Finding Your Purpose at 'Theater Camp' (2023)/Directed by Molly Gordon & Nick Lieberman/Grade: B-
source: Searchlight Pictures
Theater Camp plays like a project made by shy theater kids, for shy theater kids, which is often to both its benefit and detriment. It's warm-hearted, affectionately written, well-acted, but never quite reaches the side-splitting heights a comedy like this could achieve. It's like the film itself is just ready to burst at the seams with something outrageous, but constantly represses itself instead. It's quite the frustrating experience.
The film is structured in the 'mock-umentary' style that titles like This is Spinal Tap (1984) made famous. Best friends Rebecca-Diane (Molly Gordon) and Amos (Ben Platt) are the respective Music and Drama teachers at Adirond Acts, a rundown camp in upstate New York where they've been for eleven years. Having first met as attendees when they were children, the two are inseparable. When founder Joan Rubinsky (Amy Sedaris) falls into a coma, Rebecca-Diane and Amos take it upon themselves to make a show about her life for the theater's big summer play. As they work with the kids to make this all come together, and Joan's dimwitted son Troy (Jimmy Tatro) struggles to raise enough funds to keep the place going, Rebecca-Diane and Amos gradually realize they might be headed in different directions in life.
Where Theater Camp most often shines is in how the observatory, documentary-like style captures the subtle nuances of Rebecca-Diane and Amos' friendship. Co-director/leading lady Molly Gordon and Ben Platt make these two characters' passion as believable as any real-life theater kids you've ever met. Additionally, the cinematography by Nate Hurtsellers knows just which angles and movements to use to capture their emotional journeys at each moment. It's a poignant, slyly funny core relationship for the film to have.
That heartfelt, nuanced depiction of camp life in the script, performances and camerawork also extends to the fellow employees and the kids at Adirond Acts. As we watch these characters struggle with the technicals of the production, or work their butts off on the dance choreography and vocals, you can really feel their combined passion and stress over what they do. Really, more than anything, Theater Camp is a tribute to the weird kids who don't fit in, who need a place to belong, and how places like Adirond Acts fill that hole.

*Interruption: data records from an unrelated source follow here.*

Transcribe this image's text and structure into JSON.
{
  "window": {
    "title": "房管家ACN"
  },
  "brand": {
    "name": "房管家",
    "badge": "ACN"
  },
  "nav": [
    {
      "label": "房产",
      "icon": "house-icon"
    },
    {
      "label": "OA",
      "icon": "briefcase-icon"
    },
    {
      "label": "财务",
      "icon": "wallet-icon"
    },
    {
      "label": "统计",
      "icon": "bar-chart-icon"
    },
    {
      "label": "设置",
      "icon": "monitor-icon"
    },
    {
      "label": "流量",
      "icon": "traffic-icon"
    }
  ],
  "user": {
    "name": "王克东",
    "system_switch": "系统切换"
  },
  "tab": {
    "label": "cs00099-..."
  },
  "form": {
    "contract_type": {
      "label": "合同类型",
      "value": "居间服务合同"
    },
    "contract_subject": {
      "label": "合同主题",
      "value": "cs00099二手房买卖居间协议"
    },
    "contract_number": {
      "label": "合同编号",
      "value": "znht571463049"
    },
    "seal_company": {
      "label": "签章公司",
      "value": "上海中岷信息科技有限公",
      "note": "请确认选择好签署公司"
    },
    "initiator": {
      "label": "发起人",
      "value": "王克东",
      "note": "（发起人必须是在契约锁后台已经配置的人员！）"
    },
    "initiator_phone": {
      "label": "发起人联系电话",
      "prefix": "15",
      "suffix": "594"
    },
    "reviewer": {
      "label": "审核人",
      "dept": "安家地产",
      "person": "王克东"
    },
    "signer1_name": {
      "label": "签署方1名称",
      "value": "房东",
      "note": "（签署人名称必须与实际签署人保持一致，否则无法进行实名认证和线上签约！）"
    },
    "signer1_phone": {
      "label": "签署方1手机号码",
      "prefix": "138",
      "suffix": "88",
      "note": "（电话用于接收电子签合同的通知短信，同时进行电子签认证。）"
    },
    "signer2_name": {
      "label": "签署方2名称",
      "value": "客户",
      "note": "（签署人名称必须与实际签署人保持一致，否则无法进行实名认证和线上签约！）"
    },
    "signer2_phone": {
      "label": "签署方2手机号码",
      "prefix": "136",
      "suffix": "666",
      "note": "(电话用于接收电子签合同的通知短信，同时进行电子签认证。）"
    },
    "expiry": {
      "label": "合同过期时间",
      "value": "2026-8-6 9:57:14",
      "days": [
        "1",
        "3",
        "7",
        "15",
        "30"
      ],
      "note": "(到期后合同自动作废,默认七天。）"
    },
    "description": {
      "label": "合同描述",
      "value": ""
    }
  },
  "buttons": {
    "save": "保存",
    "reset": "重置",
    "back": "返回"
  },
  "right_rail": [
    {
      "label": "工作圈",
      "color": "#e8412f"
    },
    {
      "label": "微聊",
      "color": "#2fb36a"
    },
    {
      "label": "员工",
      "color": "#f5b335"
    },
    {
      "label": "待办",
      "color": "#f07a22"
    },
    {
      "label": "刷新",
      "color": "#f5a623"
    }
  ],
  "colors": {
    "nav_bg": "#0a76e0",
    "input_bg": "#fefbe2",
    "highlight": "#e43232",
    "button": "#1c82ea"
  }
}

source: Searchlight Pictures
Where the film really falters is in its comedy. Theater Camp tries to grow its humor from the various encounters of everyday life, making it seem very naturalistic. But at the same time, it wants to be super verbally witty, in a way that only a movie could be. Both of these ambitions wage a war with one another throughout the 95-minute runtime, and as a result, I got a lot of little chuckles, but no big guffaws.
In addition, the story felt incredibly unfocused. While Amos and Rebecca-Diane's turbulent friendship is the center of everything, the whole thing just wanders all over the place with the other characters, the other subplots, to where I almost forgot about them. If editor Jon Philpot had focused more tightly on these two leads' growing apart, I think it would've hit harder.
I also felt like the last act went on for too long. When we see the final product of this camp's big play, it just drags and drags and drags. Only towards its very end did the play- and the finale of the movie itself- really hit me in the feels, hitting home the themes about friendship and belonging that the filmmakers sought to enforce.
In the end, Theater Camp isn't anything groundbreaking. I didn't belly-laugh at any point, nor did I connect with the characters or story. If you are or were a theater kid, you will probably find a lot to love in this. However, I know I won't return to Adirond Acts anytime soon.
You can rent or buy the film here: https://youtu.be/hB-V5aKy2_I?si=Dix4BwTtlTOj9ix1